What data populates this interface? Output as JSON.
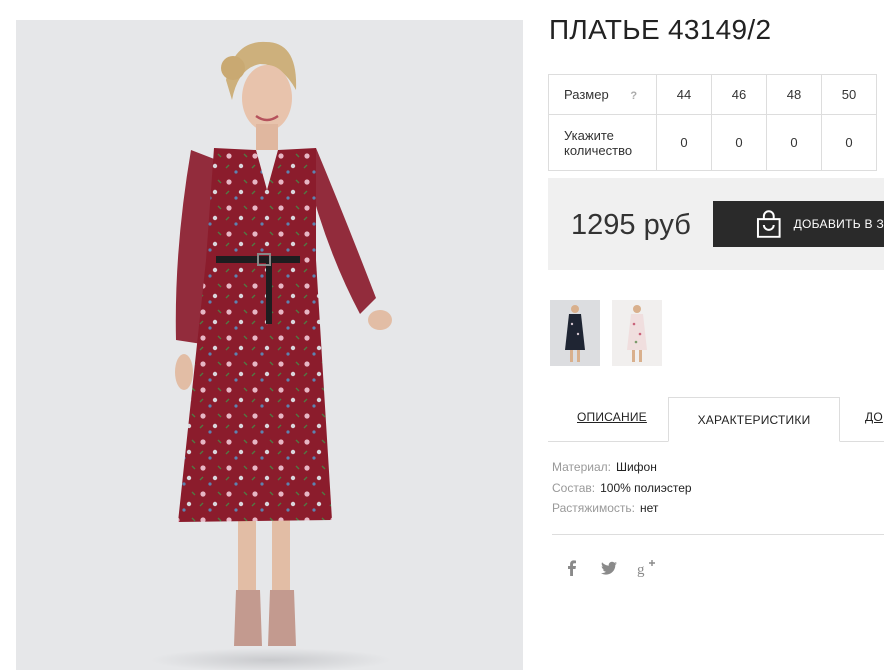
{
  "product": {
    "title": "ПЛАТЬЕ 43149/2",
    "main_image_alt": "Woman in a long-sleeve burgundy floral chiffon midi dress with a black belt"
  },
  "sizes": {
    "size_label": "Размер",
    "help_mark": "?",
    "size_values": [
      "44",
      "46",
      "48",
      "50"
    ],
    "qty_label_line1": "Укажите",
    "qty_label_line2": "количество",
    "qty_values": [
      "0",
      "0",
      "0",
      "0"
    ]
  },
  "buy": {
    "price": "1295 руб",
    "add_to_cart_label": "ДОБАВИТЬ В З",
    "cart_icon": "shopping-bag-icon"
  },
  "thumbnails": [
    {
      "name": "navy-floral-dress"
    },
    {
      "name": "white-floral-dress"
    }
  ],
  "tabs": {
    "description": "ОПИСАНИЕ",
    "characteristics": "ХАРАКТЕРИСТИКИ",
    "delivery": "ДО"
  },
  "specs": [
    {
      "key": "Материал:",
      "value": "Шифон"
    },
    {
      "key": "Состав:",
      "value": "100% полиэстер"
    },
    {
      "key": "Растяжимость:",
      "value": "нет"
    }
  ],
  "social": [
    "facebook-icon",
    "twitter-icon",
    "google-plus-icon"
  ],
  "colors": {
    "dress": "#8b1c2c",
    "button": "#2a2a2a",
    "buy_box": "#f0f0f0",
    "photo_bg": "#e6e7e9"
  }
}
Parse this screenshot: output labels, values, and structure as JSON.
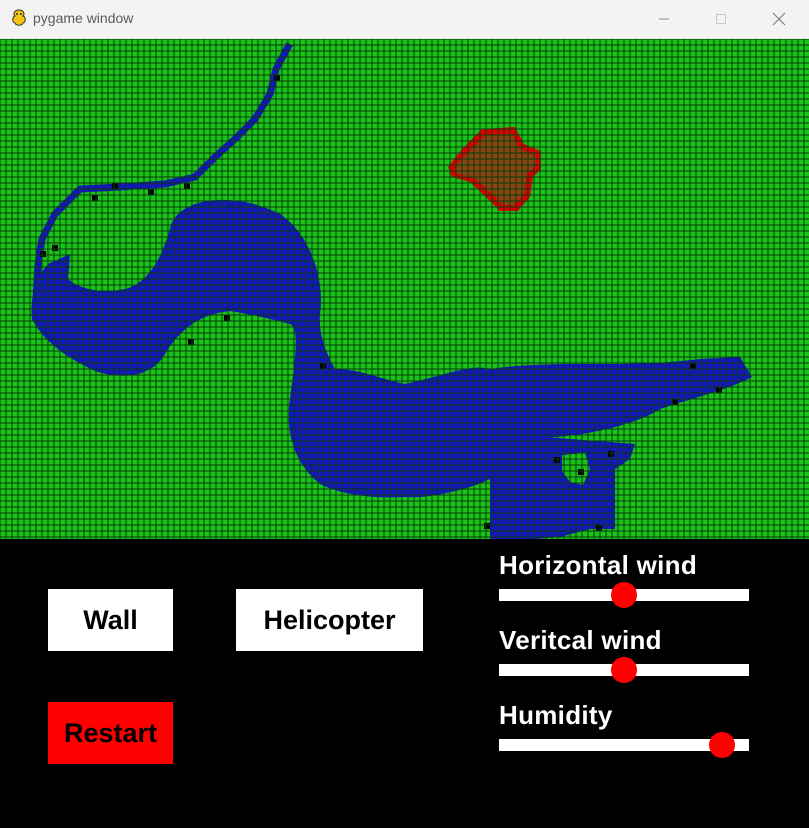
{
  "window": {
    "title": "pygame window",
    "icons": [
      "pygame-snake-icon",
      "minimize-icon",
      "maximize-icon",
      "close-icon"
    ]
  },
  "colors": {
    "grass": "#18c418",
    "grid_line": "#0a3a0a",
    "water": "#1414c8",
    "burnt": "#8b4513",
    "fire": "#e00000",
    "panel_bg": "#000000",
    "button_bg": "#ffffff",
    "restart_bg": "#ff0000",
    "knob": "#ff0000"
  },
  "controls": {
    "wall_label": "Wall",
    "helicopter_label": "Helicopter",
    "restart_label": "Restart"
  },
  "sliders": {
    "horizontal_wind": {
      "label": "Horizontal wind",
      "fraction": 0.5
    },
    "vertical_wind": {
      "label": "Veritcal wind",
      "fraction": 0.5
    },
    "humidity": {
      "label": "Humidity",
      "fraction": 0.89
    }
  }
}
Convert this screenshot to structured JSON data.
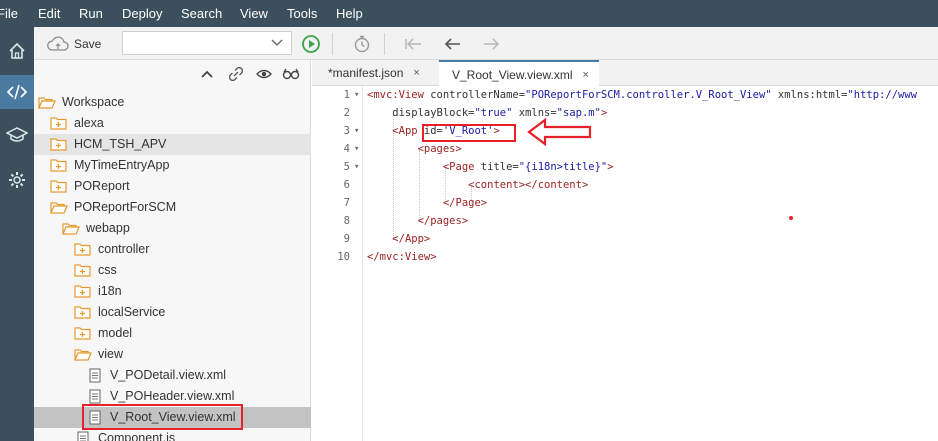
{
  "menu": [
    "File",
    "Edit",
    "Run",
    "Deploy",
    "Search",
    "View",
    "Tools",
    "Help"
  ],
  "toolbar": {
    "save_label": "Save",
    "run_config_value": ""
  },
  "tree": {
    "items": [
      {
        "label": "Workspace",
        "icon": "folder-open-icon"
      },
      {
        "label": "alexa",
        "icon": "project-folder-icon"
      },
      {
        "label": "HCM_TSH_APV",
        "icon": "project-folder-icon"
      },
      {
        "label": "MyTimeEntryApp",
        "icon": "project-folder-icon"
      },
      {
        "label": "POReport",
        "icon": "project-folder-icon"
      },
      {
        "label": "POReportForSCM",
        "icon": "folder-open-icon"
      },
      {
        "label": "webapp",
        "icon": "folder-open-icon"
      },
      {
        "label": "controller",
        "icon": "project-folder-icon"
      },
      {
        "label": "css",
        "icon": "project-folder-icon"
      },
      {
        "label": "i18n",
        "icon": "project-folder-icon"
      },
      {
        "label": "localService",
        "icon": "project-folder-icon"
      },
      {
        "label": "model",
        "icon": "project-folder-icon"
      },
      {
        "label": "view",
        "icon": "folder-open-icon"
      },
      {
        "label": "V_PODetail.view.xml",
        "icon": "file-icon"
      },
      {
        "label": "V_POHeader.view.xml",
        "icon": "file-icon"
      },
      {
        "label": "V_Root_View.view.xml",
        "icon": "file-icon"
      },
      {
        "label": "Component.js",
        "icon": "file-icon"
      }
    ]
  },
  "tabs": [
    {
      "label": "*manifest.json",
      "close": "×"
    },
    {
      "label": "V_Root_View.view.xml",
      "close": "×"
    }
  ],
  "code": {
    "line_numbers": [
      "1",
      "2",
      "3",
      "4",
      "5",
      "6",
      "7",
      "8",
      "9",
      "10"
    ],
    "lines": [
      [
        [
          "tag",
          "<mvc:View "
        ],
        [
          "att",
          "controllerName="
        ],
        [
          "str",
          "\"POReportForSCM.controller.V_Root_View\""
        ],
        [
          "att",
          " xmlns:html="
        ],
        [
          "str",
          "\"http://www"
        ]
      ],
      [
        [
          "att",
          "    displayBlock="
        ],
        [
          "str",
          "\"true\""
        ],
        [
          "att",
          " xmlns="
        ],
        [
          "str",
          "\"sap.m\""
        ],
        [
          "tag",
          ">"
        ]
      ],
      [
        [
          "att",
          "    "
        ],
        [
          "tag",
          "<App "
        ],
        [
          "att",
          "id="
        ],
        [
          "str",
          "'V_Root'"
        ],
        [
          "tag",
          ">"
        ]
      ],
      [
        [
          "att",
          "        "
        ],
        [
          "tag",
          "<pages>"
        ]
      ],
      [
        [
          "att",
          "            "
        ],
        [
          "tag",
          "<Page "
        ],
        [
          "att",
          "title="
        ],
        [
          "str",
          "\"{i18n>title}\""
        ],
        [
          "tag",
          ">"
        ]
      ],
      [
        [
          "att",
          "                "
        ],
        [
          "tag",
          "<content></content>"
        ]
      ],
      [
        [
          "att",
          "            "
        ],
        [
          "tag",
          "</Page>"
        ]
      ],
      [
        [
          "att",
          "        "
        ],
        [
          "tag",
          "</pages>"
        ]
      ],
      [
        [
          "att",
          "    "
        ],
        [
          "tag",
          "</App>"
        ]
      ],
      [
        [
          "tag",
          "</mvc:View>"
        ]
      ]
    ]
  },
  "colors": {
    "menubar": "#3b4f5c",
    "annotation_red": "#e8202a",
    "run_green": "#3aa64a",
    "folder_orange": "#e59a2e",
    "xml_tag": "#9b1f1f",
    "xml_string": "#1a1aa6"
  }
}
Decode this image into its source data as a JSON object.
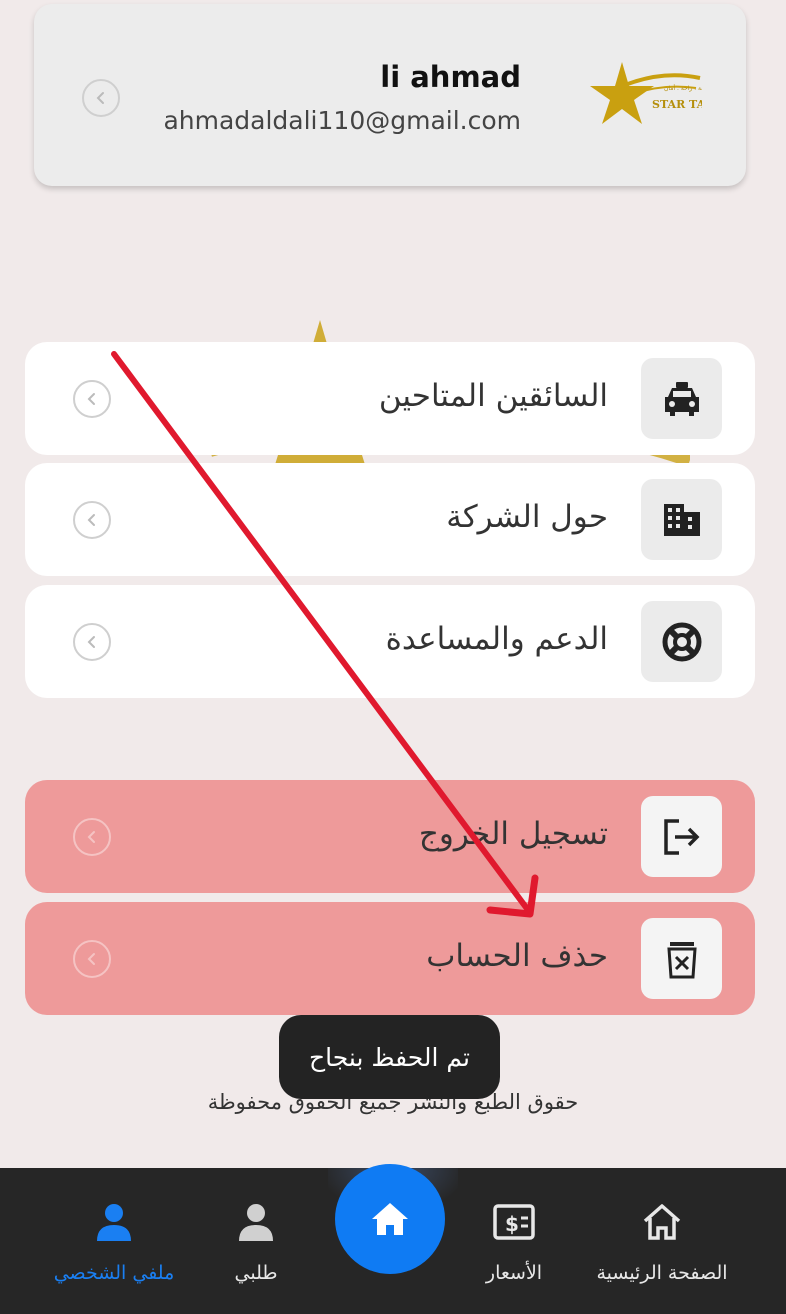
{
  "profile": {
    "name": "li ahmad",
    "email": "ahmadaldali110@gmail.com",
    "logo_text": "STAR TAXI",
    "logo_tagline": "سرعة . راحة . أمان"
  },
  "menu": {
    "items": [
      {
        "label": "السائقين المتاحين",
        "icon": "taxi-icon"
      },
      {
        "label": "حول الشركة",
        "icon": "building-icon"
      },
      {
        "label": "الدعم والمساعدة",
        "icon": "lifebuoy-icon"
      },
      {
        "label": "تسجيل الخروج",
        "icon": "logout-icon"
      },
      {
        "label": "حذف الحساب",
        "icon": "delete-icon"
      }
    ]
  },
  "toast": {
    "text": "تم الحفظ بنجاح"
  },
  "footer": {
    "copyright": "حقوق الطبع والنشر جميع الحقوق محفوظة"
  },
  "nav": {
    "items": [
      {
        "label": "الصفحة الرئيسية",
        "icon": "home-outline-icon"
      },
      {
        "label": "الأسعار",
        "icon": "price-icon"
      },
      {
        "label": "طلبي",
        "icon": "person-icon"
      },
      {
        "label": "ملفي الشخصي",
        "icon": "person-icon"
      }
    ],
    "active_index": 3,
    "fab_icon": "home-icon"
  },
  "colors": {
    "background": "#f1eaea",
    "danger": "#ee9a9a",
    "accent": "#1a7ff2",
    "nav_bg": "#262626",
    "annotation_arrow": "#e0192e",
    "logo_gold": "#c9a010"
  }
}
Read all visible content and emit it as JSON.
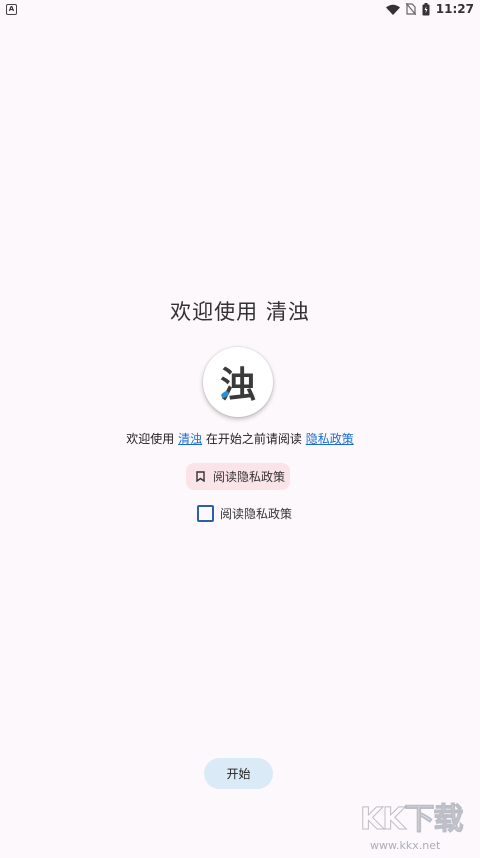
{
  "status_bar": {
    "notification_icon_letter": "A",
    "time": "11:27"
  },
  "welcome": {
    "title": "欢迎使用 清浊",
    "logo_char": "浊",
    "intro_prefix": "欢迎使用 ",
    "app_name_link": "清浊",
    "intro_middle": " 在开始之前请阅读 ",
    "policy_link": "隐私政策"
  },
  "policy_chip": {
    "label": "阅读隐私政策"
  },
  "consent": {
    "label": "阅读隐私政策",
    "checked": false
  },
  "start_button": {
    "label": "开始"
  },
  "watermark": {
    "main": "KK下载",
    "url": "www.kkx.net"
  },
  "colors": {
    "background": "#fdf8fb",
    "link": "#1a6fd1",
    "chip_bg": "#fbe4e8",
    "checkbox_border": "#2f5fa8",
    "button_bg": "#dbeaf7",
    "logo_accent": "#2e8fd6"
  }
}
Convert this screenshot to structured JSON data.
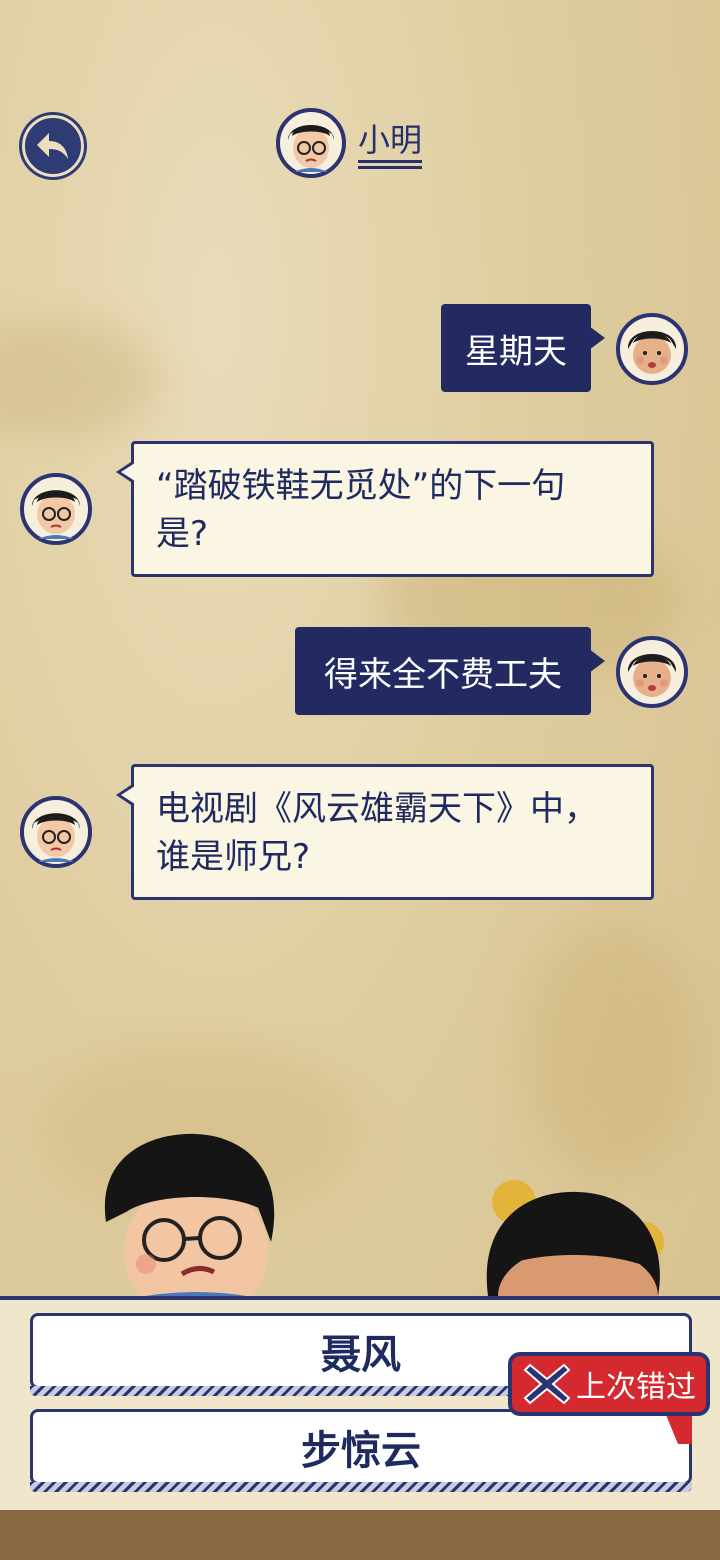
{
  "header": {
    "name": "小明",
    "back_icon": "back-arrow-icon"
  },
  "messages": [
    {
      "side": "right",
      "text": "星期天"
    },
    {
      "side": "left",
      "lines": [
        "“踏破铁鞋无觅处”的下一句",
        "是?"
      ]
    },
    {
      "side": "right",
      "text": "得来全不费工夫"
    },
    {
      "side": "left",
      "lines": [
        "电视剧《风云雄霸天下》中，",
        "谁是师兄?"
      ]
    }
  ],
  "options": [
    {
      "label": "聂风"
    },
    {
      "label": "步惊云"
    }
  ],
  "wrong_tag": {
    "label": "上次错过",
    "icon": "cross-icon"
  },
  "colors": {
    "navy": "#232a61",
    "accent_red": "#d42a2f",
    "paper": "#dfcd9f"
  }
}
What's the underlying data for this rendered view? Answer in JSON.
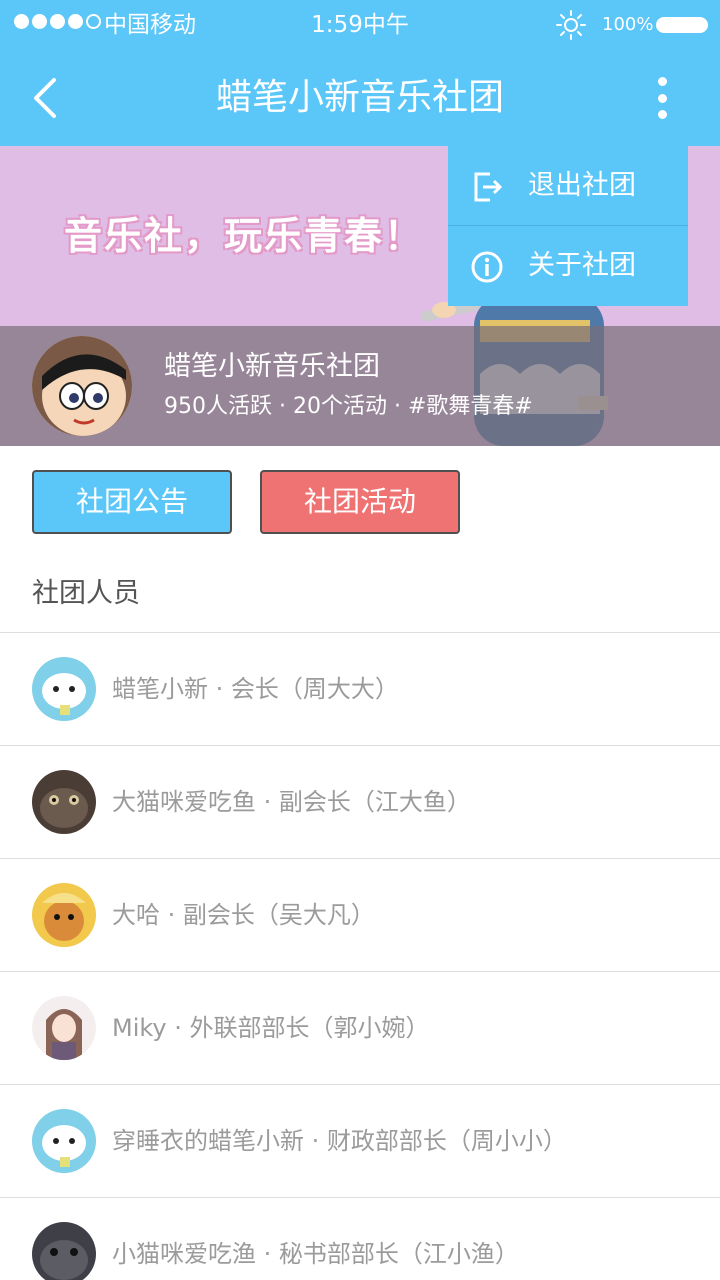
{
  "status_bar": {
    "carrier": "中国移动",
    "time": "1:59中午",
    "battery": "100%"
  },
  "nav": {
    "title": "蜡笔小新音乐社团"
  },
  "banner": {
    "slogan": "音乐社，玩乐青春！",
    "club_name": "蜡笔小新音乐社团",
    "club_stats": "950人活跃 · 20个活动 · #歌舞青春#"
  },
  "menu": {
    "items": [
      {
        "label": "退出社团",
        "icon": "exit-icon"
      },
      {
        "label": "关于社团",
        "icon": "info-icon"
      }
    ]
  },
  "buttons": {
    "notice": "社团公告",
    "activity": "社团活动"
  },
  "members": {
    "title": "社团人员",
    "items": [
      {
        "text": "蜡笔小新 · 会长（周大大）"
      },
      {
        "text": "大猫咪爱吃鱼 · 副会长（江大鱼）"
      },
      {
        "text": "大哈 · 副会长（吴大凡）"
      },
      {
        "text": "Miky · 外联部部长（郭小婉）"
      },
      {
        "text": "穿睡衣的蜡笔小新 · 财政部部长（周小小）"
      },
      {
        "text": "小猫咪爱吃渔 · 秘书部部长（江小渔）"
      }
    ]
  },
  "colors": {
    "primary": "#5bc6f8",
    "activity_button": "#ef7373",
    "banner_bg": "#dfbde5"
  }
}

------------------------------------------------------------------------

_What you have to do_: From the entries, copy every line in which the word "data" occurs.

_Problem solution_:
What data populates this interface? Output as JSON.
Convert this screenshot to structured JSON data.
Decode this image into its source data as a JSON object.
Convert this screenshot to structured JSON data.
What's the underlying data for this rendered view? Answer in JSON.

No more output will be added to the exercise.